Meet vs Meet With
Meet is a verb that signifies a chance or planned encounter with someone. It is also used to describe an event where different people come together and meet. However, there is confusion regarding whether to use “meet” or “meet with” when talking about meeting someone. This article examines the two alternatives and provides a clear answer.
- Meet with expresses more formality than simply meet.
- Meet with is also a meeting that is prearranged.
- I will meet with my lawyer or my doctor signifies a formal meeting and also the fact that the meeting will last for a long time, whereas using “meet” alone implies a more casual meeting.
It is possible and correct to use “meet with” instead of “meet” in many situations. If you say, “I will meet my lawyer,” it simply reflects that you will have a meeting with your lawyer in the near future.

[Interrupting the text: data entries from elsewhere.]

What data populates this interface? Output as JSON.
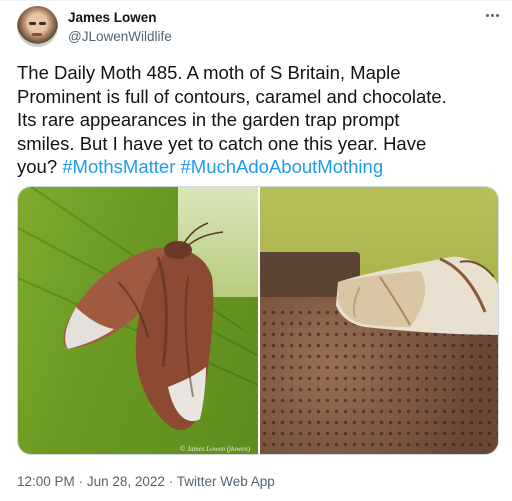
{
  "author": {
    "name": "James Lowen",
    "handle": "@JLowenWildlife"
  },
  "tweet": {
    "text_line_1": "The Daily Moth 485. A moth of S Britain, Maple",
    "text_line_2": "Prominent is full of contours, caramel and chocolate.",
    "text_line_3": "Its rare appearances in the garden trap prompt",
    "text_line_4": "smiles. But I have yet to catch one this year. Have",
    "text_line_5_prefix": "you?",
    "hashtag_1": "#MothsMatter",
    "hashtag_2": "#MuchAdoAboutMothing"
  },
  "media": {
    "watermark": "© James Lowen (jlowen)"
  },
  "meta": {
    "time": "12:00 PM",
    "separator": "·",
    "date": "Jun 28, 2022",
    "app": "Twitter Web App"
  },
  "icons": {
    "more": "more-dots-icon"
  },
  "colors": {
    "link": "#1d9bf0",
    "secondary_text": "#536471",
    "primary_text": "#0f1419"
  }
}
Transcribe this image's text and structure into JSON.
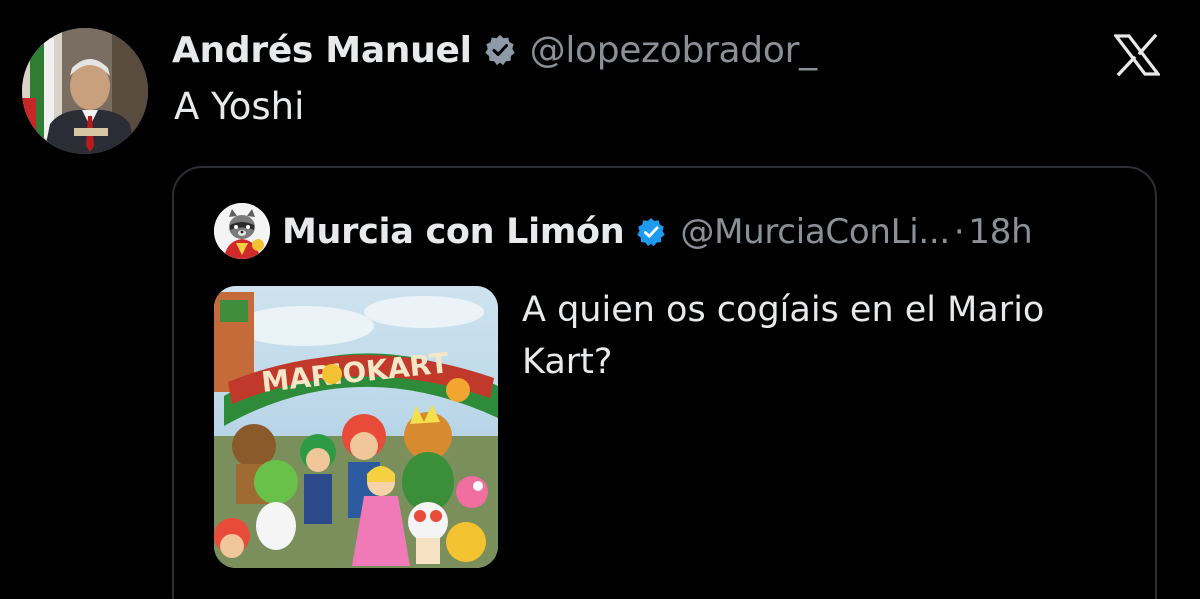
{
  "tweet": {
    "author_name": "Andrés Manuel",
    "handle": "@lopezobrador_",
    "text": "A Yoshi",
    "avatar_icon": "profile-photo",
    "verified_icon": "verified-badge-icon"
  },
  "platform": {
    "logo_icon": "x-logo-icon"
  },
  "quoted_tweet": {
    "author_name": "Murcia con Limón",
    "handle": "@MurciaConLi...",
    "separator": "·",
    "timestamp": "18h",
    "text": "A quien os cogíais en el Mario Kart?",
    "media": {
      "sign_text": "MARIOKART"
    },
    "avatar_icon": "raccoon-avatar",
    "verified_icon": "verified-badge-icon"
  },
  "colors": {
    "background": "#000000",
    "text_primary": "#e7e9ea",
    "text_secondary": "#8b9096",
    "verified_blue": "#1d9bf0",
    "card_border": "#2b2e32"
  }
}
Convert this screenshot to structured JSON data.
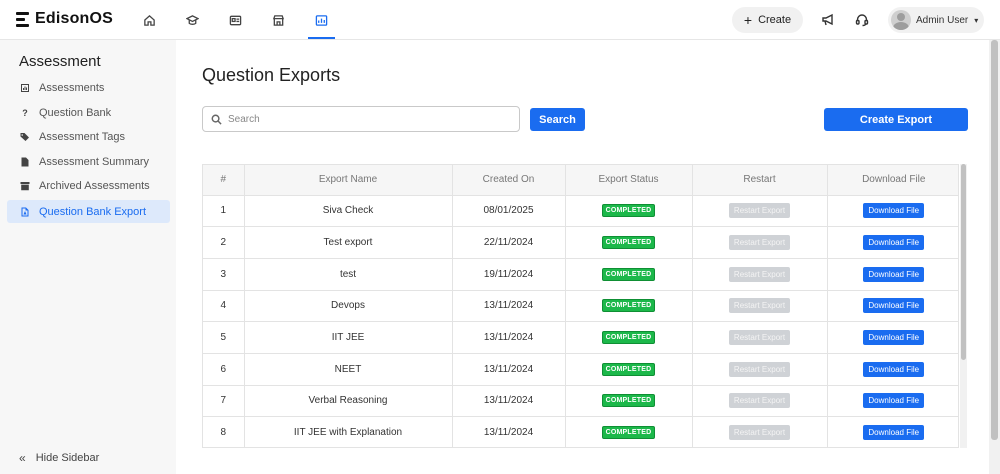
{
  "app": {
    "name": "EdisonOS"
  },
  "topbar": {
    "nav_icons": [
      "home-icon",
      "graduation-cap-icon",
      "id-card-icon",
      "store-icon",
      "assessment-icon"
    ],
    "create_label": "Create",
    "user_name": "Admin User"
  },
  "sidebar": {
    "title": "Assessment",
    "items": [
      {
        "label": "Assessments",
        "icon": "chart-icon"
      },
      {
        "label": "Question Bank",
        "icon": "question-icon"
      },
      {
        "label": "Assessment Tags",
        "icon": "tags-icon"
      },
      {
        "label": "Assessment Summary",
        "icon": "file-icon"
      },
      {
        "label": "Archived Assessments",
        "icon": "archive-icon"
      },
      {
        "label": "Question Bank Export",
        "icon": "pdf-file-icon",
        "active": true
      }
    ],
    "hide_label": "Hide Sidebar"
  },
  "main": {
    "title": "Question Exports",
    "search_placeholder": "Search",
    "search_button": "Search",
    "create_export_button": "Create Export"
  },
  "table": {
    "headers": [
      "#",
      "Export Name",
      "Created On",
      "Export Status",
      "Restart",
      "Download File"
    ],
    "rows": [
      {
        "num": "1",
        "name": "Siva Check",
        "date": "08/01/2025",
        "status": "COMPLETED",
        "restart": "Restart Export",
        "download": "Download File"
      },
      {
        "num": "2",
        "name": "Test export",
        "date": "22/11/2024",
        "status": "COMPLETED",
        "restart": "Restart Export",
        "download": "Download File"
      },
      {
        "num": "3",
        "name": "test",
        "date": "19/11/2024",
        "status": "COMPLETED",
        "restart": "Restart Export",
        "download": "Download File"
      },
      {
        "num": "4",
        "name": "Devops",
        "date": "13/11/2024",
        "status": "COMPLETED",
        "restart": "Restart Export",
        "download": "Download File"
      },
      {
        "num": "5",
        "name": "IIT JEE",
        "date": "13/11/2024",
        "status": "COMPLETED",
        "restart": "Restart Export",
        "download": "Download File"
      },
      {
        "num": "6",
        "name": "NEET",
        "date": "13/11/2024",
        "status": "COMPLETED",
        "restart": "Restart Export",
        "download": "Download File"
      },
      {
        "num": "7",
        "name": "Verbal Reasoning",
        "date": "13/11/2024",
        "status": "COMPLETED",
        "restart": "Restart Export",
        "download": "Download File"
      },
      {
        "num": "8",
        "name": "IIT JEE with Explanation",
        "date": "13/11/2024",
        "status": "COMPLETED",
        "restart": "Restart Export",
        "download": "Download File"
      }
    ]
  },
  "colors": {
    "accent": "#1a6cf0",
    "success": "#1cb84a",
    "disabled": "#cfd2d6"
  }
}
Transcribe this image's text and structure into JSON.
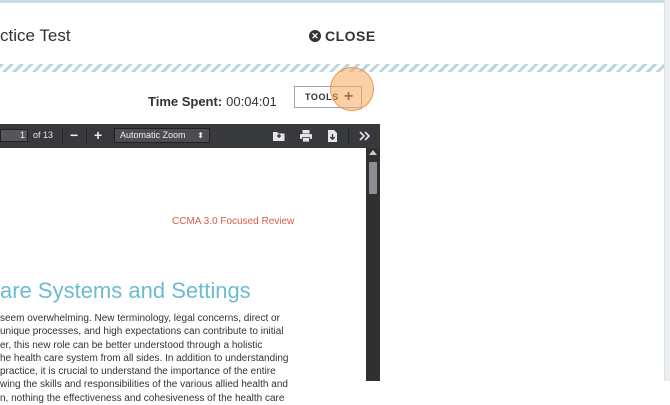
{
  "header": {
    "title": "ctice Test",
    "close_label": "CLOSE"
  },
  "status": {
    "time_spent_label": "Time Spent:",
    "time_spent_value": "00:04:01"
  },
  "tools_button": {
    "label": "TOOLS",
    "icon": "plus-icon"
  },
  "pdf_viewer": {
    "page_number": "1",
    "page_count": "of 13",
    "zoom_out_icon": "−",
    "zoom_in_icon": "+",
    "zoom_value": "Automatic Zoom",
    "toolbar_icons": [
      "open-file-icon",
      "print-icon",
      "download-icon",
      "tools-menu-icon"
    ]
  },
  "document": {
    "running_header": "CCMA 3.0 Focused Review",
    "section_heading": "are Systems and Settings",
    "paragraph_lines": [
      "seem overwhelming. New terminology, legal concerns, direct or",
      "unique processes, and high expectations can contribute to initial",
      "er, this new role can be better understood through a holistic",
      "he health care system from all sides. In addition to understanding",
      "practice, it is crucial to understand the importance of the entire",
      "wing the skills and responsibilities of the various allied health and",
      "n, nothing the effectiveness and cohesiveness of the health care"
    ]
  },
  "colors": {
    "accent_heading": "#6bbbd1",
    "running_header": "#d95b4a",
    "toolbar_bg": "#38393c",
    "cursor_highlight": "#f8aa5f"
  }
}
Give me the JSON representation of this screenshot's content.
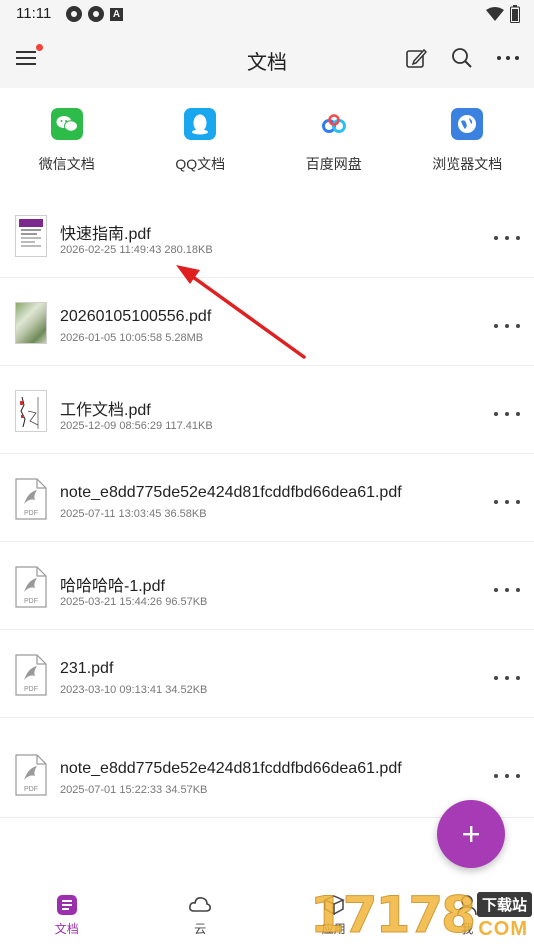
{
  "status_bar": {
    "time": "11:11",
    "left_icons": [
      "app-icon",
      "app-icon",
      "a-icon"
    ],
    "right_icons": [
      "wifi-icon",
      "battery-icon"
    ]
  },
  "header": {
    "title": "文档",
    "actions": [
      "edit-icon",
      "search-icon",
      "more-icon"
    ],
    "has_notification_dot": true
  },
  "sources": [
    {
      "label": "微信文档",
      "icon": "wechat-icon",
      "color": "#2dbb4a"
    },
    {
      "label": "QQ文档",
      "icon": "qq-icon",
      "color": "#1aa7f0"
    },
    {
      "label": "百度网盘",
      "icon": "baidu-netdisk-icon",
      "color": "#2f7df6"
    },
    {
      "label": "浏览器文档",
      "icon": "browser-icon",
      "color": "#3b82e0"
    }
  ],
  "files": [
    {
      "name": "快速指南.pdf",
      "meta": "2026-02-25 11:49:43 280.18KB",
      "thumb": "guide"
    },
    {
      "name": "20260105100556.pdf",
      "meta": "2026-01-05 10:05:58 5.28MB",
      "thumb": "photo"
    },
    {
      "name": "工作文档.pdf",
      "meta": "2025-12-09 08:56:29 117.41KB",
      "thumb": "sketch"
    },
    {
      "name": "note_e8dd775de52e424d81fcddfbd66dea61.pdf",
      "meta": "2025-07-11 13:03:45 36.58KB",
      "thumb": "generic"
    },
    {
      "name": "哈哈哈哈-1.pdf",
      "meta": "2025-03-21 15:44:26 96.57KB",
      "thumb": "generic"
    },
    {
      "name": "231.pdf",
      "meta": "2023-03-10 09:13:41 34.52KB",
      "thumb": "generic"
    },
    {
      "name": "note_e8dd775de52e424d81fcddfbd66dea61.pdf",
      "meta": "2025-07-01 15:22:33 34.57KB",
      "thumb": "generic"
    }
  ],
  "pdf_badge": "PDF",
  "fab": {
    "icon": "plus-icon",
    "color": "#a63bb5"
  },
  "bottom_nav": [
    {
      "label": "文档",
      "icon": "document-icon",
      "active": true
    },
    {
      "label": "云",
      "icon": "cloud-icon",
      "active": false
    },
    {
      "label": "应用",
      "icon": "apps-icon",
      "active": false
    },
    {
      "label": "我",
      "icon": "user-icon",
      "active": false
    }
  ],
  "accent_color": "#9c2fae",
  "annotation": {
    "type": "red-arrow",
    "color": "#e02020"
  },
  "watermark": {
    "digits": "17178",
    "site": "下载站",
    "domain": "COM"
  }
}
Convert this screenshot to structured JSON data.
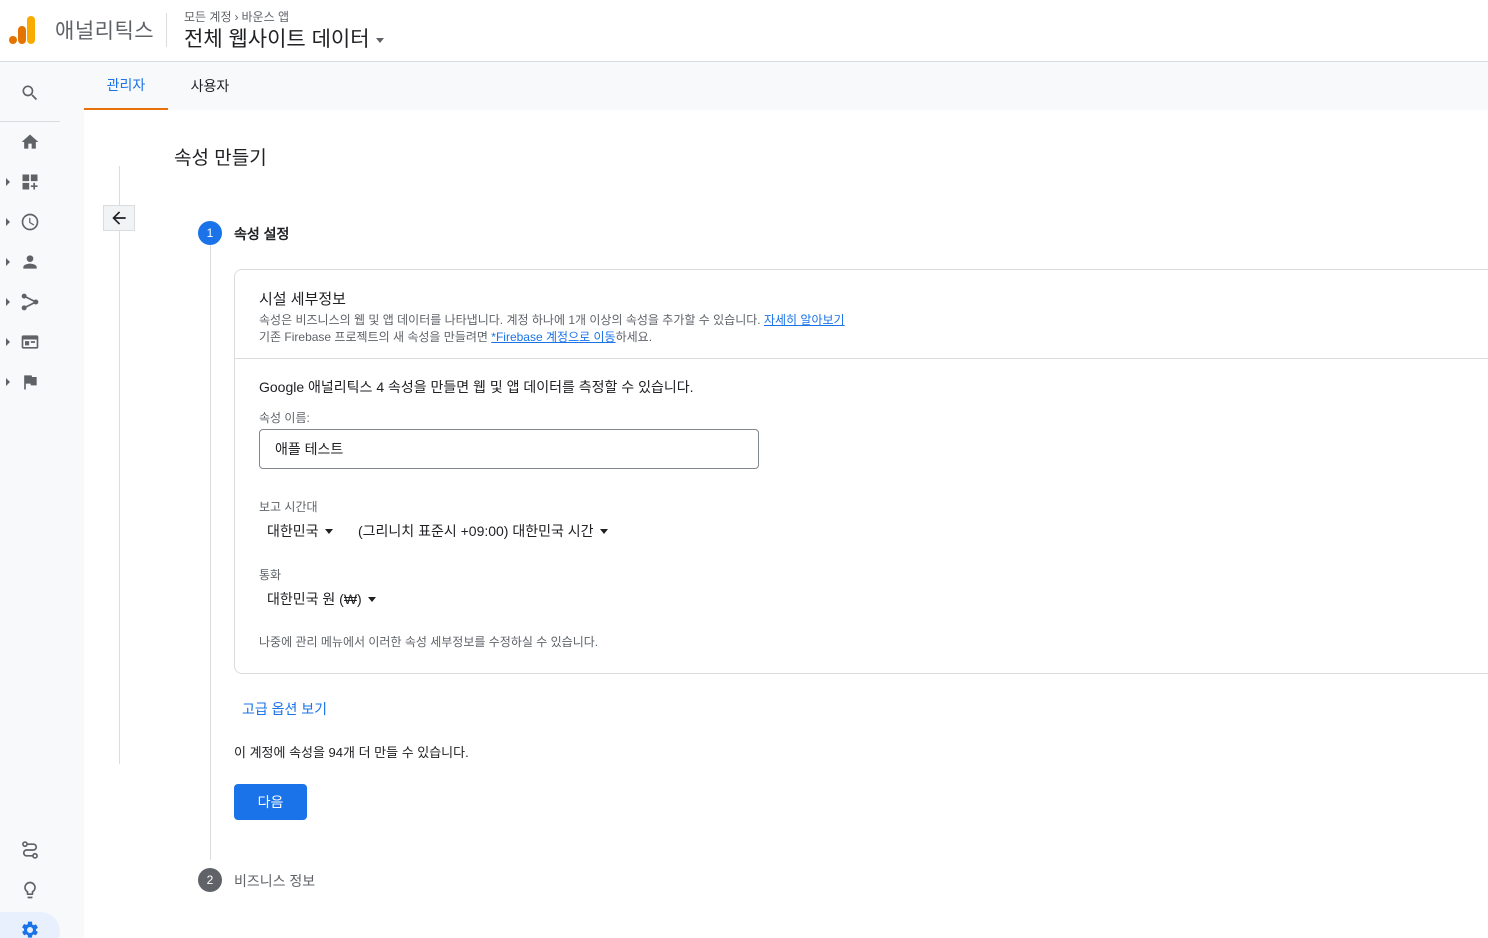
{
  "header": {
    "product_name": "애널리틱스",
    "breadcrumb": {
      "account": "모든 계정",
      "separator": "›",
      "property": "바운스 앱"
    },
    "view_title": "전체 웹사이트 데이터"
  },
  "rail": {
    "items": [
      "search-icon",
      "home-icon",
      "customization-icon",
      "realtime-icon",
      "audience-icon",
      "acquisition-icon",
      "behavior-icon",
      "conversions-icon"
    ],
    "bottom": [
      "attribution-icon",
      "discover-icon",
      "admin-gear-icon"
    ]
  },
  "tabs": [
    {
      "label": "관리자",
      "active": true
    },
    {
      "label": "사용자",
      "active": false
    }
  ],
  "page": {
    "title": "속성 만들기"
  },
  "steps": [
    {
      "number": "1",
      "label": "속성 설정"
    },
    {
      "number": "2",
      "label": "비즈니스 정보"
    }
  ],
  "card": {
    "heading": "시설 세부정보",
    "desc1_text": "속성은 비즈니스의 웹 및 앱 데이터를 나타냅니다. 계정 하나에 1개 이상의 속성을 추가할 수 있습니다. ",
    "desc1_link": "자세히 알아보기",
    "desc2_prefix": "기존 Firebase 프로젝트의 새 속성을 만들려면 ",
    "desc2_link": "*Firebase 계정으로 이동",
    "desc2_suffix": "하세요.",
    "intro": "Google 애널리틱스 4 속성을 만들면 웹 및 앱 데이터를 측정할 수 있습니다.",
    "property_name_label": "속성 이름:",
    "property_name_value": "애플 테스트",
    "timezone_label": "보고 시간대",
    "country_value": "대한민국",
    "timezone_value": "(그리니치 표준시 +09:00) 대한민국 시간",
    "currency_label": "통화",
    "currency_value": "대한민국 원 (₩)",
    "note": "나중에 관리 메뉴에서 이러한 속성 세부정보를 수정하실 수 있습니다."
  },
  "advanced_link": "고급 옵션 보기",
  "quota_text": "이 계정에 속성을 94개 더 만들 수 있습니다.",
  "next_button": "다음",
  "colors": {
    "accent": "#1a73e8",
    "tab_underline": "#e8710a",
    "logo_orange": "#f9ab00",
    "logo_dark_orange": "#e37400"
  }
}
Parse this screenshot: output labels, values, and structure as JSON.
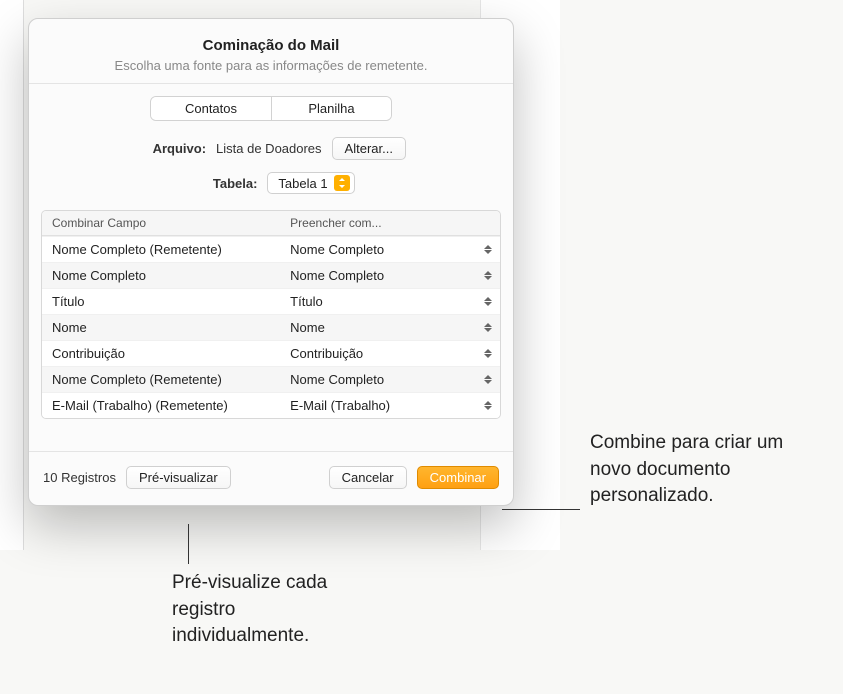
{
  "dialog": {
    "title": "Cominação do Mail",
    "subtitle": "Escolha uma fonte para as informações de remetente."
  },
  "tabs": {
    "contacts": "Contatos",
    "spreadsheet": "Planilha"
  },
  "file": {
    "label": "Arquivo:",
    "value": "Lista de Doadores",
    "change": "Alterar..."
  },
  "table_select": {
    "label": "Tabela:",
    "value": "Tabela 1"
  },
  "grid": {
    "header_field": "Combinar Campo",
    "header_fill": "Preencher com...",
    "rows": [
      {
        "field": "Nome Completo (Remetente)",
        "fill": "Nome Completo"
      },
      {
        "field": "Nome Completo",
        "fill": "Nome Completo"
      },
      {
        "field": "Título",
        "fill": "Título"
      },
      {
        "field": "Nome",
        "fill": "Nome"
      },
      {
        "field": "Contribuição",
        "fill": "Contribuição"
      },
      {
        "field": "Nome Completo (Remetente)",
        "fill": "Nome Completo"
      },
      {
        "field": "E-Mail (Trabalho) (Remetente)",
        "fill": "E-Mail (Trabalho)"
      }
    ]
  },
  "footer": {
    "records": "10 Registros",
    "preview": "Pré-visualizar",
    "cancel": "Cancelar",
    "merge": "Combinar"
  },
  "callouts": {
    "right": "Combine para criar um novo documento personalizado.",
    "bottom": "Pré-visualize cada registro individualmente."
  }
}
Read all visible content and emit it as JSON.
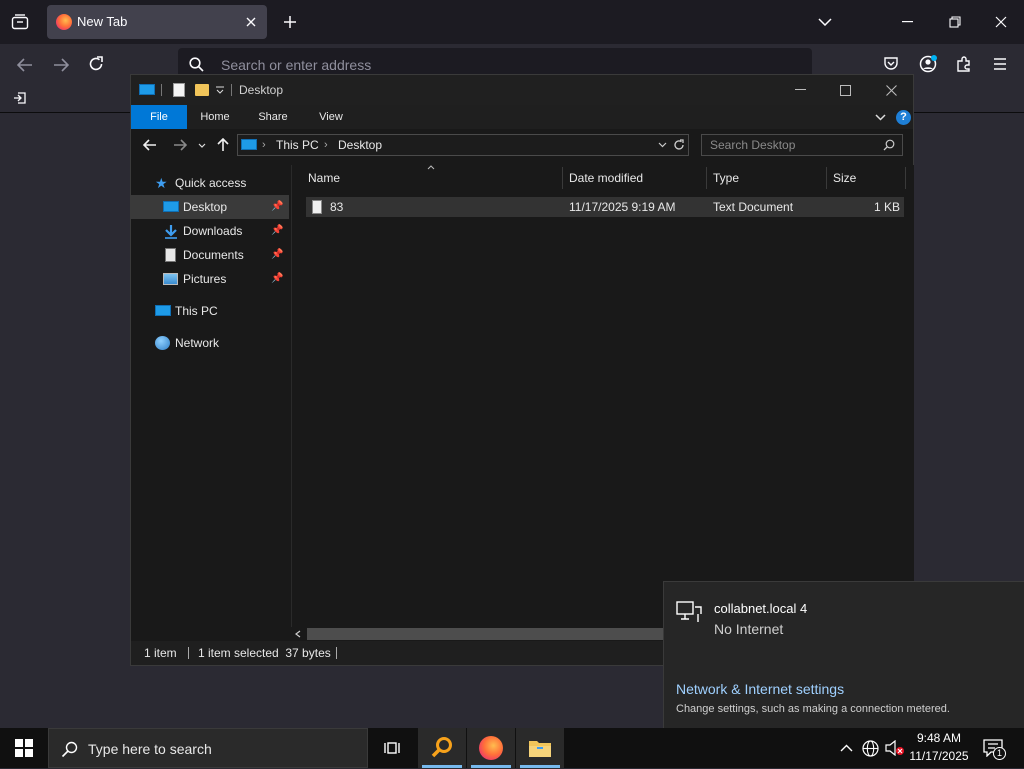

On the other hand, you can also say, “I will meet with my lawyer.” This also indicates a meeting with your lawyer in the near future, but it is a more formal way of saying things. In British English, “meet with” is slowly losing its importance, and more people prefer using “meet” alone instead of “meet with.” However, in American English, “meet with” continues to be used and can be said to be flourishing.